The welcoming and supportive response from the U.S state of Alabama over the completion of Hyundai Motor’s local plant compels us to think about the relations between the government, community, and businesses. The residents of Crenshaw County, where the plant was built, say, “The Sonata is a locally produced car, not a foreign one. We all have to drive Hyundai cars.” The residents are scrambling to become sponsors of the Korean staff, hold cultural festivals, and are even holding welcoming ceremonies at churches and schools. Alabama has set out to provide tax breaks of $252.8 million for Hyundai Motor and build its plant entrance. All this comes in return for creating over 2,000 jobs.

The Alabama state government has even adjusted the education and job training programs for Mercedes-Benz, Honda, and Hyundai, which all offered jobs to 40,000 local workers. The Washington Post reported in its article on the launch of the Hyundai auto plant that “Alabama sees these automakers as saviors.” While Hyundai Motor is at odds with a hostile labor union at home, some local sources report that the workers of the Alabama plant say they “do not need a labor union.”

The U.S. Big Three, Ford, GM, and Daimler Chrysler, are pressured into providing hourly wages of more than $20 by the UAW (United Auto Workers), whereas Hyundai Motor’s starting wage is $14.46 per hour. The Big Three have to pay $11 billion annually in pension and medical insurance for 800,000 retirees and their families. Losing competitiveness to high costs, the corporate bonds of GM and Ford have crashed to below-investment grade bonds, or junk bonds.

As sound and healthy work ethics have declined in Detroit, the former mecca for U.S. automotive industry, automakers are moving their facilities to the South where workers are more diligent. There are no nationalities or homelands for large companies competing in the global market. They seek places with decent work ethics and abundant incentives instead of regulation. Korean labor unions and the government must face this reality, rather than incessantly engaging in interventions of managerial control or regulation.

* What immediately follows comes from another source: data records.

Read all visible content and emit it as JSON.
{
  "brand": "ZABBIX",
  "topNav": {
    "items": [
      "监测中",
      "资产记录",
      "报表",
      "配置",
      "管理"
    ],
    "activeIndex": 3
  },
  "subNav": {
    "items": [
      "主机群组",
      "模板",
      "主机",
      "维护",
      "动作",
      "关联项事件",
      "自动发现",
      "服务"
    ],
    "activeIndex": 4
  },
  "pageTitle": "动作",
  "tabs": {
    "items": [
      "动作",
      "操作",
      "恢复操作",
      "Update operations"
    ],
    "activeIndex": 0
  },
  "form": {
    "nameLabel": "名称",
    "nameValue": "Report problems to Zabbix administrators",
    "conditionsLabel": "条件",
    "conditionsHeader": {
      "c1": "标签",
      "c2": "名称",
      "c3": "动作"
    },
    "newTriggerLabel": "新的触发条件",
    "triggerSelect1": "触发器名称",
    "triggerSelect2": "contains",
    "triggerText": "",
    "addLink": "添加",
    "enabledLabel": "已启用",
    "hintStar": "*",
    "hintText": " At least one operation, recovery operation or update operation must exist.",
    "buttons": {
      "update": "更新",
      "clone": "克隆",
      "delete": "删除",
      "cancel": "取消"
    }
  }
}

Chung Se-yung, who developed Hyundai Motor into what it is, passed away when the launching ceremony of Hyundai’s Alabama plant was taking place. We hope that the motor giant goes beyond what the late Chung had accomplished and succeeds in the U.S. market, surpassing Toyota, Honda, and Nissan.